About the Trial
The current phase (year one) of this project will establish the maximum safe and effective dose of M032, the FDA-approved, clinical-grade oncolytic herpes simplex virus (HSV) that expresses IL-12 (interleukin-12).
At Auburn’s College of Veterinary Medicine, faculty in the Neurology/Neurorsurgery Service of the Bailey Small Animal Teaching Hospital will evaluate and perform surgery on dogs — most often Boston terriers, French bulldogs, and boxers — who have brain cancer, or, are suspected to have brain cancer to remove all or part of the tumor. Shortly after surgical removal and confirmation of diagnosis by the pathologist, M032 virus is infused into the tumor area. Patients are monitored overnight in the intensive care unit, then, typically discharged to home several days after surgery.

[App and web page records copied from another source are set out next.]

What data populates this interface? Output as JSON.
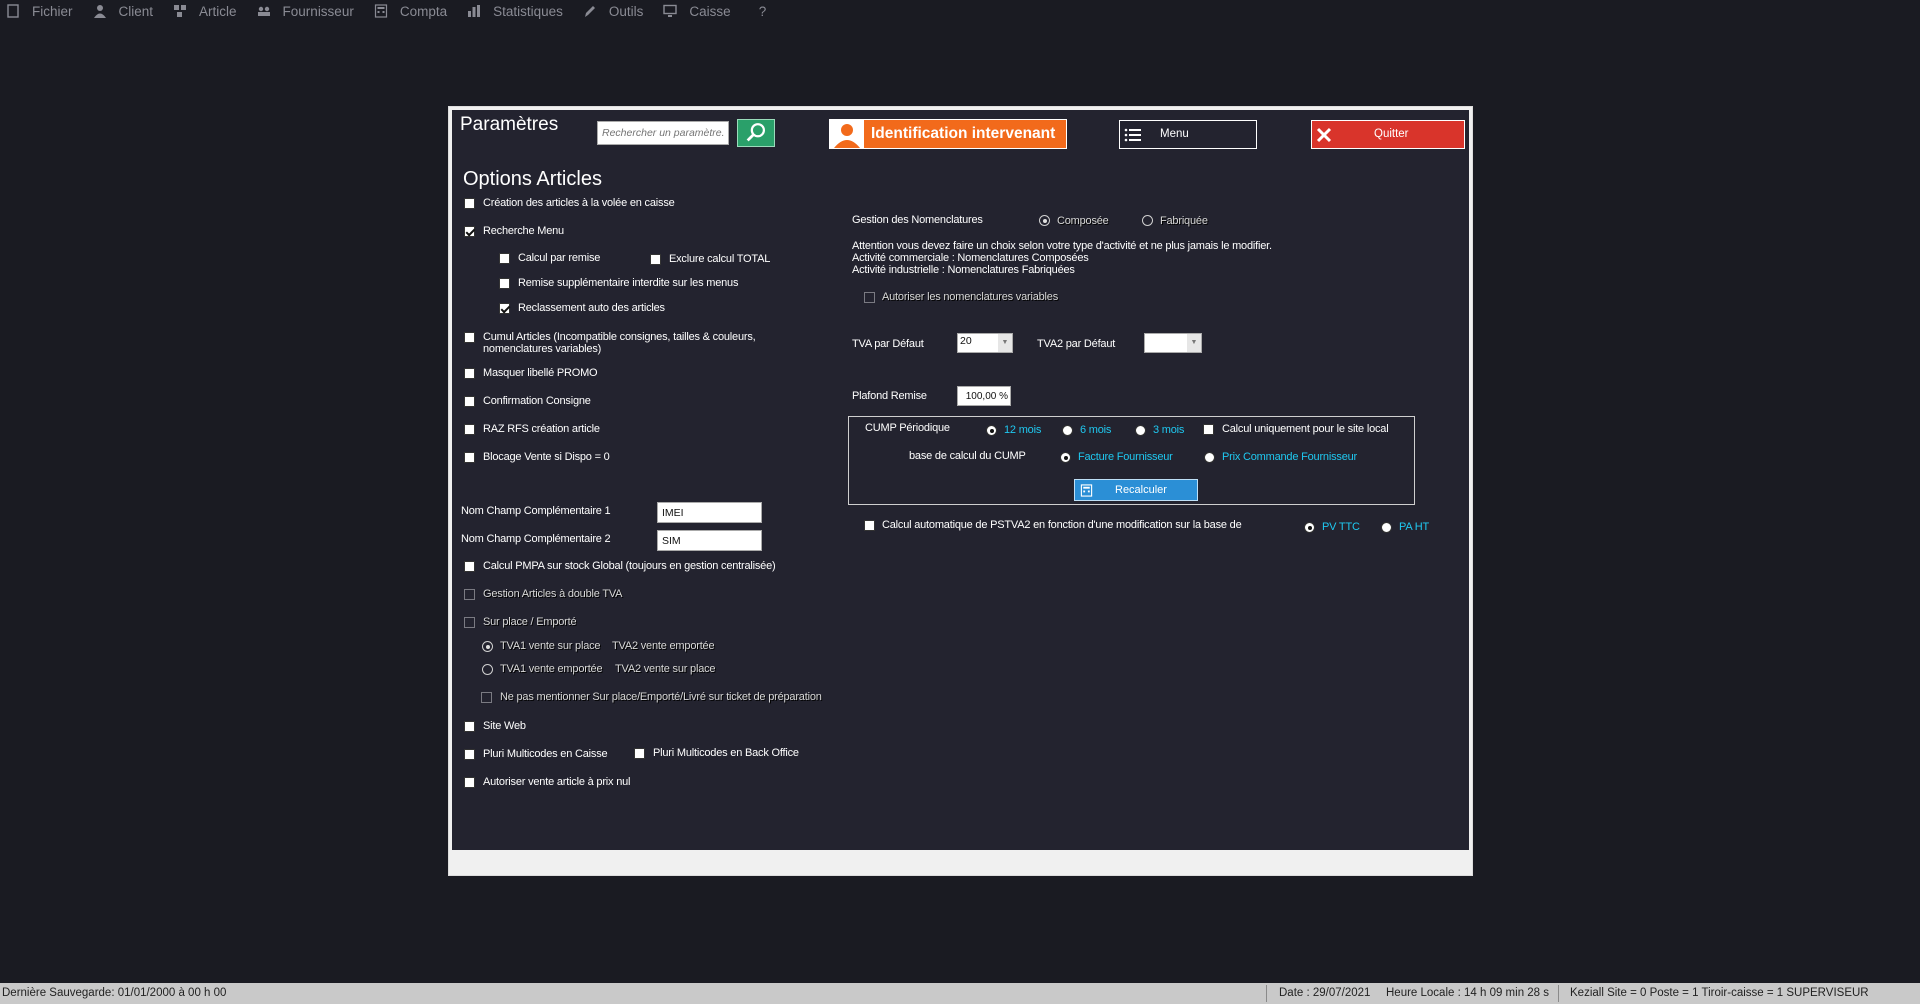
{
  "menubar": {
    "items": [
      {
        "label": "Fichier",
        "icon": "file-icon"
      },
      {
        "label": "Client",
        "icon": "user-icon"
      },
      {
        "label": "Article",
        "icon": "article-icon"
      },
      {
        "label": "Fournisseur",
        "icon": "users-icon"
      },
      {
        "label": "Compta",
        "icon": "calculator-icon"
      },
      {
        "label": "Statistiques",
        "icon": "bar-chart-icon"
      },
      {
        "label": "Outils",
        "icon": "pen-icon"
      },
      {
        "label": "Caisse",
        "icon": "monitor-icon"
      },
      {
        "label": "?",
        "icon": ""
      }
    ]
  },
  "dialog": {
    "title": "Paramètres",
    "search_placeholder": "Rechercher un paramètre...",
    "identification_label": "Identification intervenant",
    "menu_label": "Menu",
    "quit_label": "Quitter",
    "colors": {
      "identification_bg": "#f26a1b",
      "quit_bg": "#d9342b",
      "search_btn_bg": "#2aa06a",
      "recalc_bg": "#2b8fd6"
    }
  },
  "options": {
    "section_title": "Options Articles",
    "creation_volee": {
      "label": "Création des articles à la volée en caisse",
      "checked": false
    },
    "recherche_menu": {
      "label": "Recherche Menu",
      "checked": true
    },
    "calcul_remise": {
      "label": "Calcul par remise",
      "checked": false
    },
    "exclure_total": {
      "label": "Exclure calcul TOTAL",
      "checked": false
    },
    "remise_supp": {
      "label": "Remise supplémentaire interdite sur les menus",
      "checked": false
    },
    "reclassement": {
      "label": "Reclassement auto des articles",
      "checked": true
    },
    "cumul_articles": {
      "label_line1": "Cumul Articles (Incompatible consignes, tailles & couleurs,",
      "label_line2": "nomenclatures variables)",
      "checked": false
    },
    "masquer_promo": {
      "label": "Masquer libellé PROMO",
      "checked": false
    },
    "confirmation_consigne": {
      "label": "Confirmation Consigne",
      "checked": false
    },
    "raz_rfs": {
      "label": "RAZ RFS création article",
      "checked": false
    },
    "blocage_vente": {
      "label": "Blocage Vente si Dispo = 0",
      "checked": false
    },
    "champ1": {
      "label": "Nom Champ Complémentaire 1",
      "value": "IMEI"
    },
    "champ2": {
      "label": "Nom Champ Complémentaire 2",
      "value": "SIM"
    },
    "calcul_pmpa": {
      "label": "Calcul PMPA sur stock Global (toujours en gestion centralisée)",
      "checked": false
    },
    "double_tva": {
      "label": "Gestion Articles à double TVA",
      "checked": false
    },
    "sur_place": {
      "label": "Sur place / Emporté",
      "checked": false
    },
    "tva_opt1": {
      "label_a": "TVA1 vente sur place",
      "label_b": "TVA2 vente emportée",
      "selected": true
    },
    "tva_opt2": {
      "label_a": "TVA1 vente emportée",
      "label_b": "TVA2 vente sur place",
      "selected": false
    },
    "ne_pas_mentionner": {
      "label": "Ne pas mentionner Sur place/Emporté/Livré sur ticket de préparation",
      "checked": false
    },
    "site_web": {
      "label": "Site Web",
      "checked": false
    },
    "pluri_caisse": {
      "label": "Pluri Multicodes en Caisse",
      "checked": false
    },
    "pluri_back": {
      "label": "Pluri Multicodes en Back Office",
      "checked": false
    },
    "prix_nul": {
      "label": "Autoriser vente article à prix nul",
      "checked": false
    }
  },
  "right": {
    "nomenclatures_label": "Gestion des Nomenclatures",
    "composee": "Composée",
    "fabriquee": "Fabriquée",
    "attention_1": "Attention vous devez faire un choix selon votre type d'activité et ne plus jamais le modifier.",
    "attention_2": "Activité commerciale : Nomenclatures Composées",
    "attention_3": "Activité industrielle : Nomenclatures Fabriquées",
    "autoriser_variables": "Autoriser les nomenclatures variables",
    "tva_defaut_label": "TVA par Défaut",
    "tva_defaut_value": "20",
    "tva2_defaut_label": "TVA2 par Défaut",
    "tva2_defaut_value": "",
    "plafond_label": "Plafond Remise",
    "plafond_value": "100,00 %",
    "cump_label": "CUMP Périodique",
    "cump_12": "12 mois",
    "cump_6": "6 mois",
    "cump_3": "3 mois",
    "cump_site_local": "Calcul uniquement pour le site local",
    "base_calcul_label": "base de calcul du CUMP",
    "facture_fournisseur": "Facture Fournisseur",
    "prix_commande": "Prix Commande Fournisseur",
    "recalculer": "Recalculer",
    "pstva2_label": "Calcul automatique de PSTVA2 en fonction d'une modification sur la base de",
    "pv_ttc": "PV TTC",
    "pa_ht": "PA HT"
  },
  "statusbar": {
    "derniere_sauvegarde": "Dernière Sauvegarde: 01/01/2000 à 00 h 00",
    "date": "Date : 29/07/2021",
    "heure": "Heure Locale : 14 h 09 min 28 s",
    "session": "Keziall  Site = 0  Poste = 1  Tiroir-caisse = 1 SUPERVISEUR"
  }
}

Following discharge, return visits are scheduled for one, three, six, nine and 12 months for close monitoring and serial imaging.
Phase 2 of the study will proceed with the maximum safe and effective dose of virus (established in Phase 1) paired with a checkpoint inhibitor. The checkpoint inhibitor is an oral medication given to help your dog’s own immune system better identify and kill tumor cells. It will be prescribed at discharge and given by the owner daily for six weeks. All dogs in Phase 2 will receive this combination therapy.
Dogs will be followed with regular check-ups for a full year to determine how well treatment prevents tumor regrowth and extends life. The schedule and criteria for inclusion in the study are listed below so you can understand what is being measured and what will be asked of you.
Please contact the Bailey Small Animal Teaching Hospital — (334) 844-4690 — to schedule an appointment with the Neurology/Neurosurgery Service.
Your dog must meet the following requirements to be eligible for this study:
- Must have clinical and magnetic resonance imaging (MRI) findings consistent with a diagnosis of malignant glial tumor
- Must be more than six months old
- Must have life expectancy of greater than six months
- Must have an owner who understands and is willing to sign a written informed consent document
- Must not be pregnant (this will be confirmed by pregnancy test within 14 days prior to starting study treatment)
- Steroid use is allowed as long as enrolling veterinarian has no concern
Any of these will disqualify your dog:
- Must not have had chemotherapy, cytotoxic therapy, immunotherapy within six weeks prior to entering the study (six weeks for nitrosoureas), surgical resection within four weeks prior to entering the study, or experimental viral therapy or gene therapy at any time (e.g., adenovirus, retrovirus or herpes virus protocol)
- Must not have recovered from adverse events due to therapeutic interventions administered more than four weeks earlier
- Must not be receiving any other investigational agents
- Must not have history of allergic reactions attributed to compounds of similar biologic composition to M032 or to IL-12
- Must not have tumor involvement that would require ventricular, brainstem, basal ganglia or posterior fossa inoculation or access through a ventricle in order to deliver treatment
- Must not have prior history of encephalitis, multiple sclerosis or other CNS infection
- Must not have concurrent therapy with any drug active against HSV (acyclovir, valacyclovir, penciclovir, famcyclovir, gancyclovir, foscarnet, cidofovir)
- Must not have uncontrolled intercurrent illness including, but not limited to, ongoing or active infection, symptomatic congestive heart failure, unstable angina pectoris, cardiac arrhythmia or any other medical condition that precludes surgery
- Must not be pregnant or nursing (this is because M032 is a viral oncolytic therapy with unknown potential for harm to pups)
- Must not have known history of allergic reaction to intravenous contrast material that is not amenable to pre-treatment
- Must not have pacemakers, ferro-magnetic aneurysm clips, metal infusion pumps, metal pellets or shrapnel fragments or certain types of stents